While the mechanism is not well understood, previous animal studies have demonstrated both an inhibitory effect of H. sabdariffa on muscle tone and the anti-fertility effects of Hibiscus rosa-sinensis, respectively. The extract of H. sabdariffa has been shown to stimulate contraction of the rat bladder and uterus; the H.rosa-sinensis extract has exhibited contraceptive effects in the form of estrogen activity in rats. These findings have not been observed in humans. The Hibiscus rosa-sinensis is also thought to have emmenagogue effects which can stimulate menstruation and, in some women, cause an abortion. Due to the documented adverse effects in animal studies and the reported pharmacological properties, the H. sabdariffa and H.rosa-sinensis are not recommended for use during pregnancy. Additionally, they are not recommended while breastfeeding due to the lack of reliable information on its safety and use.
Yellow hibiscus cultivar
It is postulated that H. sabdariffa interacts with diclofenac, chloroquine and acetaminophen by altering the pharmacokinetics. In healthy human volunteers, the H. sabdariffa extract was found to reduce the excretion of diclofenac upon co-administration. Additionally, co-administration of Karkade (H. sabdariffa), a common Sudanese beverage, was found to reduce chloroquine bioavailability. However, no statistically significant changes were observed in the pharmacokinetics of acetaminophen when administered with the Zobo (H.sabdariffa) drink. Further studies are needed to demonstrate clinical significance.
^"Genus: Hibiscus L". Germplasm Resources Information Network. United States Department of Agriculture. 2007-10-05. Archived from the original on 2010-05-28. Retrieved .
^ abN.Vasudeva & S.K.Sharma. Post-Coital Antifertility Activity of Hibiscus rosa-sinensis Linn.roots. Evid Based Complement Alternat Med. 5(1): 91-94. (2008)
^H.J.de Boer & C.Cotingting. Medicinal plants for women's healthcare in Southeast Asia: a meta-analysis of their traditional use, chemical constituents, and pharmacology. J Ethnopharmacol. 151(2): 747-767. (2014)
^Ali BH, Al Wabel N & Blunden G. Phytochemical, pharmacological and toxicological aspects of Hibiscus sabdariffa L.: a review. Phytother Res.19(5): 369-375.(2005)
^ abE.Ernst. Herbal medicinal products during pregnancy: are they safe? Br J Obstet Gynaecol. 109: 227-235. (2002)

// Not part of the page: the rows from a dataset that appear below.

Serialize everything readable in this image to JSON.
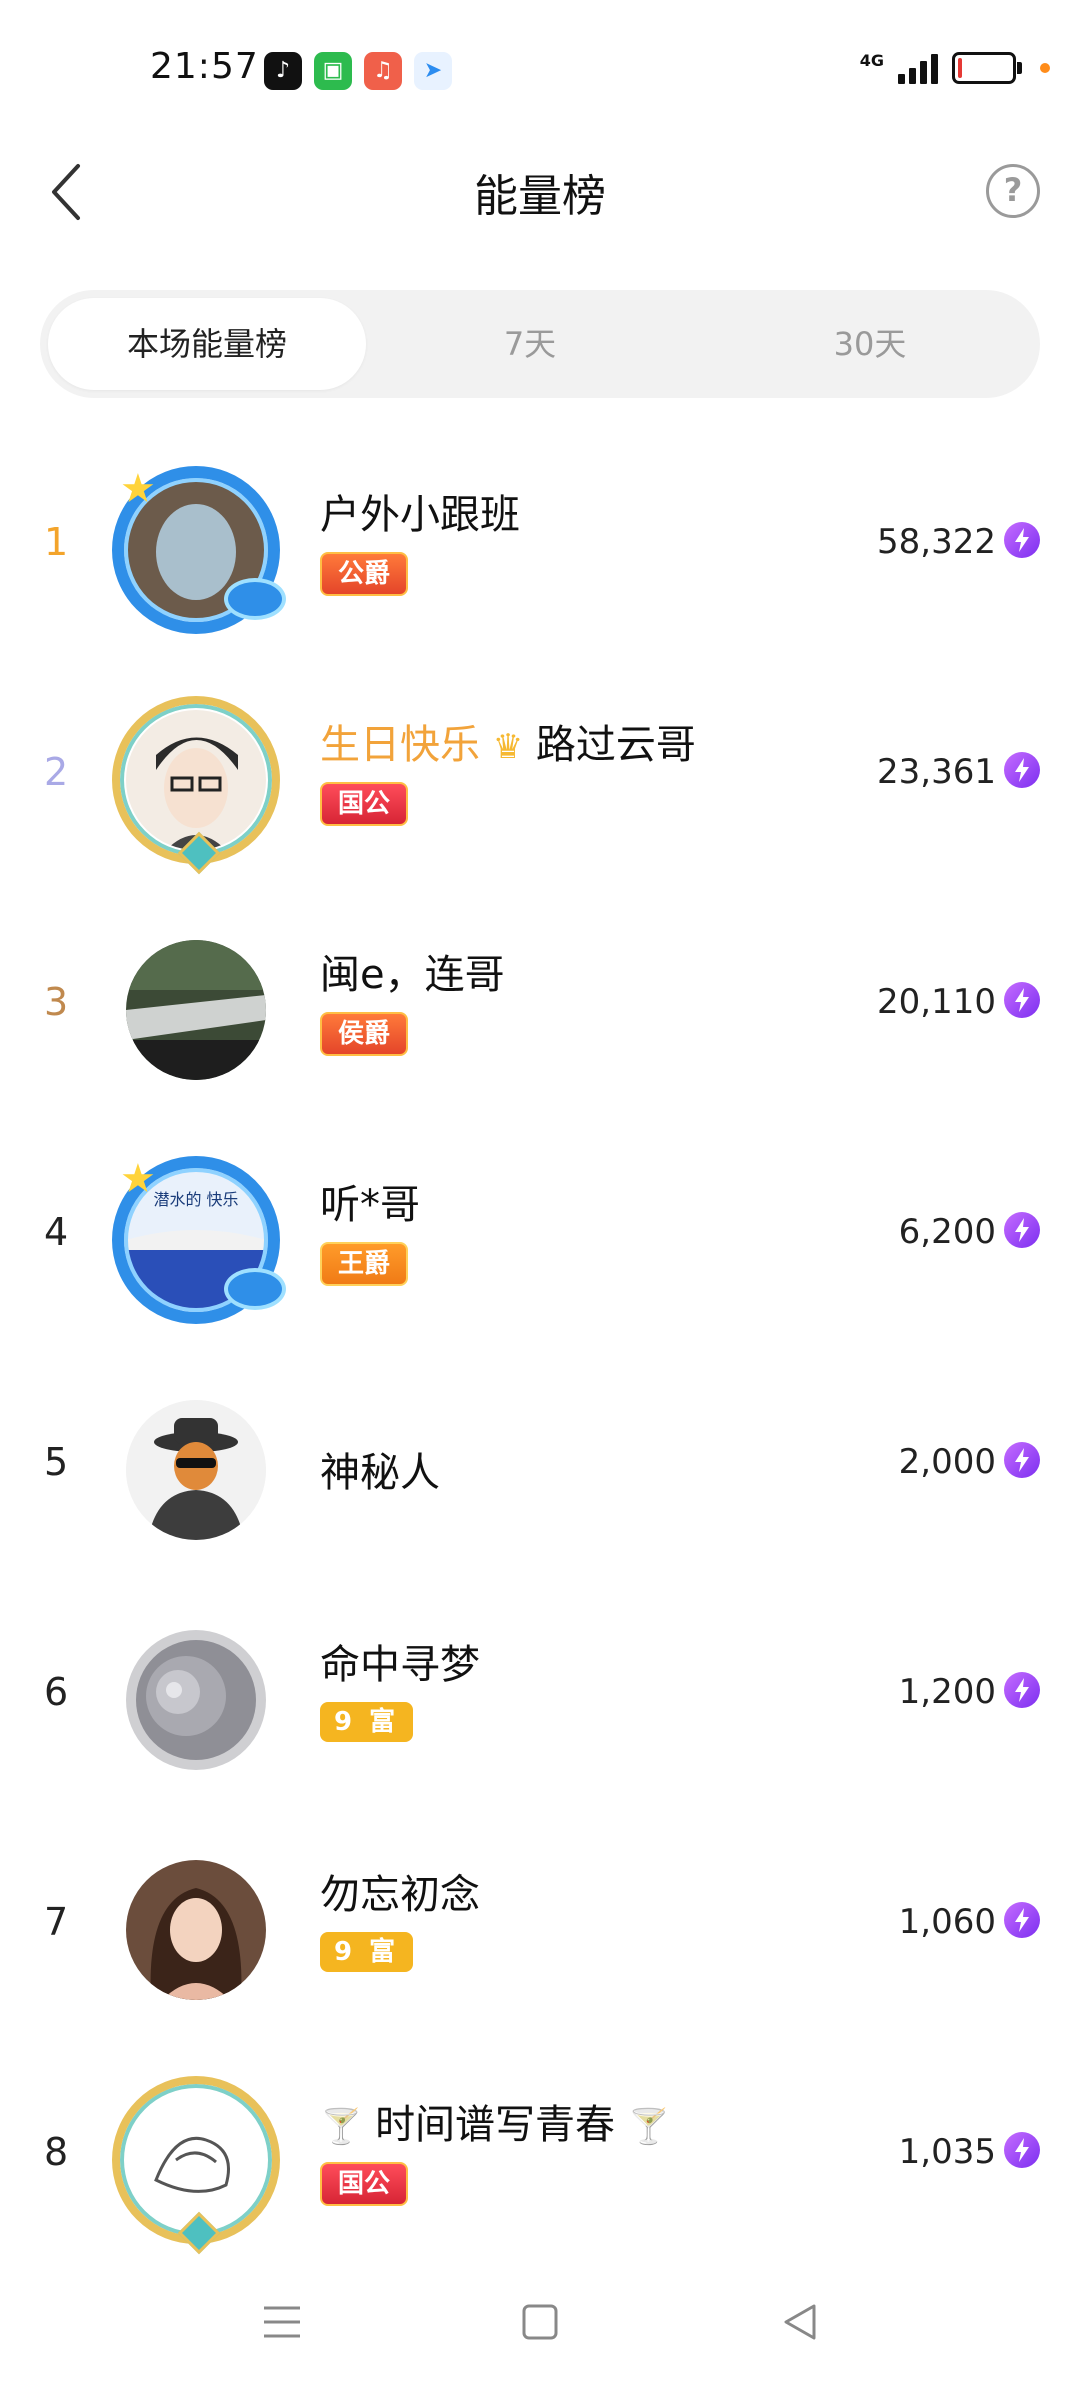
{
  "status_bar": {
    "time": "21:57",
    "apps": [
      "tiktok-icon",
      "shop-icon",
      "music-icon",
      "plane-icon"
    ],
    "network": "4G",
    "accent_dot_color": "#ff8c1a"
  },
  "header": {
    "title": "能量榜",
    "back_icon": "chevron-left-icon",
    "help_icon": "help-icon",
    "help_symbol": "?"
  },
  "tabs": [
    {
      "label": "本场能量榜",
      "active": true
    },
    {
      "label": "7天",
      "active": false
    },
    {
      "label": "30天",
      "active": false
    }
  ],
  "ranking": [
    {
      "rank": "1",
      "rank_color": "#f3a42b",
      "name_prefix": "",
      "name": "户外小跟班",
      "badge": "公爵",
      "score": "58,322"
    },
    {
      "rank": "2",
      "rank_color": "#a9a9e6",
      "name_prefix": "生日快乐",
      "name": "路过云哥",
      "badge": "国公",
      "score": "23,361"
    },
    {
      "rank": "3",
      "rank_color": "#c0894e",
      "name_prefix": "",
      "name": "闽e，连哥",
      "badge": "侯爵",
      "score": "20,110"
    },
    {
      "rank": "4",
      "rank_color": "#222222",
      "name_prefix": "",
      "name": "听*哥",
      "badge": "王爵",
      "score": "6,200",
      "avatar_text": "潜水的 快乐"
    },
    {
      "rank": "5",
      "rank_color": "#222222",
      "name_prefix": "",
      "name": "神秘人",
      "badge": "",
      "score": "2,000"
    },
    {
      "rank": "6",
      "rank_color": "#222222",
      "name_prefix": "",
      "name": "命中寻梦",
      "badge": "9 富",
      "score": "1,200"
    },
    {
      "rank": "7",
      "rank_color": "#222222",
      "name_prefix": "",
      "name": "勿忘初念",
      "badge": "9 富",
      "score": "1,060"
    },
    {
      "rank": "8",
      "rank_color": "#222222",
      "name_prefix": "🍸",
      "name": "时间谱写青春",
      "name_suffix": "🍸",
      "badge": "国公",
      "score": "1,035"
    }
  ],
  "nav_bar": {
    "items": [
      "menu-icon",
      "home-square-icon",
      "back-triangle-icon"
    ]
  }
}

^T.O. Fakeye et al. Effects of Water Extract of Hibiscus sabdariffa, Linn (Malvaceae) 'Roselle' on Excretion of a Diclofenac Formulation. Phytotherapy Research. 21: 96-98 (2007)

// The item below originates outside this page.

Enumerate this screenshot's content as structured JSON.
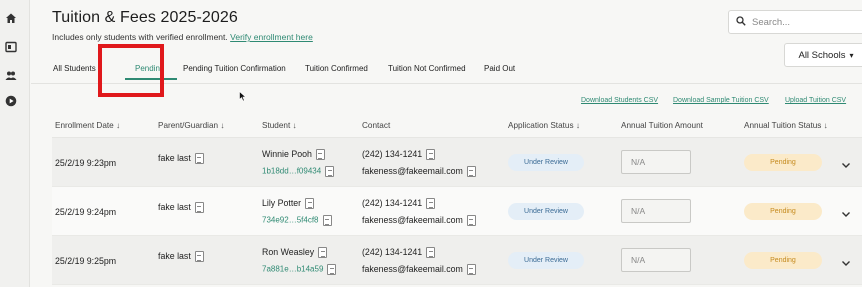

^B.M. Mahmoud et al. Significant reduction in chloroquine bioavailability following coadministration with the Sudanese beverages Aradaib, Karkadi and Lemon. Journal of Antimicrobial Chemotherapy. 33: 1005-1009 (1994)
^J.A.Kolawole & A.Maduenyi. Effect of Zobo drink (Hibiscus sabdariffa water extract) on the pharmacokinetics of acetaminophen in human volunteers. Eur J Drug Metab Pharmacokinet. 29(1): 25-29. (2004)